Like the EU, the GCC also has to face up to the challenge of expansion. The GCC appears to accept Yemen in principle as a membership candidate. But in their underlying attitude towards Yemen, there is a clear difference between many of the small Gulf states, which are in no hurry to see a poor and populous new member state enter the GCC, and Riyadh, which recognises the need to integrate the country into the regional economy if the profound socio-economic problems that help sustain its Sunni militancy and the Houthi rebellion are to be solved.
There is no prospect of the GCC falling apart. But it is unlikely to unite meaningfully in political terms in the near term, despite the frequently pronounced public aspirations of Gulf unity. The nation state still has currency in the Gulf region. The younger leaderships that have assumed power in Qatar, Bahrain and the UAE in the past decade and a half are less willing than their predecessors to kowtow to traditional Gulf power relationships. As soon as sovereignty is threatened, cross-border initiatives lose traction. Integration is inevitable, but its speed will doubtless mimic the traditional Gulf two-step: slow, slow, quick, quick, slow.
Comprising Bahrain, Kuwait, Oman, Qatar, Saudi Arabia and the UAE, the GCC was formed in 1981 primarily with the aim of co-ordinating the Arab Gulf states’ economic policies, but also representing a wider aspiration towards regional unity.
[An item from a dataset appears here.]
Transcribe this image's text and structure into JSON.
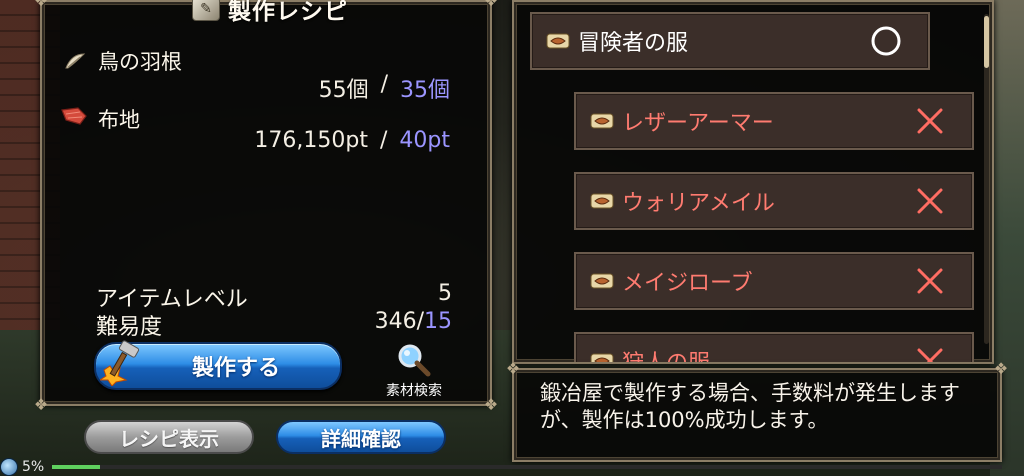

The charter agreed on 26 May 1981 in Abu Dhabi resulted in the six states committing to “developing their relations, effect co-ordination and integration, deepen and strengthen the links and ties that exist between their peoples in various fields, establish joint projects and introduce similar regulations in all economic, cultural, information, social and legislative areas, so as to serve their interests and strengthen their capability to adhere to their doctrine and values”.
The GCC has evolved into the Middle East’s most important regional bloc. Since 1982, the countries have been linked in a common defence treaty. Economic links have strengthened over time. A customs union was implemented in 2003 and by 2008 a single market will be implemented. If the ambitious deadlines are reached, by 2010, the six member states (minus Oman) will have merged their currencies – though severe doubts have emerged over the likely timeframe.
Structurally, the GCC is dominated by the largest Gulf state, Saudi Arabia, whose GDP and population is much bigger than the others. Seen by some Gulf states as the GCC’s big brother, this is a continued source of tension between member states.
Yemen’s proposed entry is another contentious issue. Riyadh sees advantages in Sanaa’s entry, but the smaller Gulf societies may be concerned that the award of full GCC rights would stimulate mass migration from low-income Yemen to the affluent end of the Arabian peninsula. But the EU, with its phased entry conditions for former Eastern European countries, provides an example of how social migratory pressures can be managed.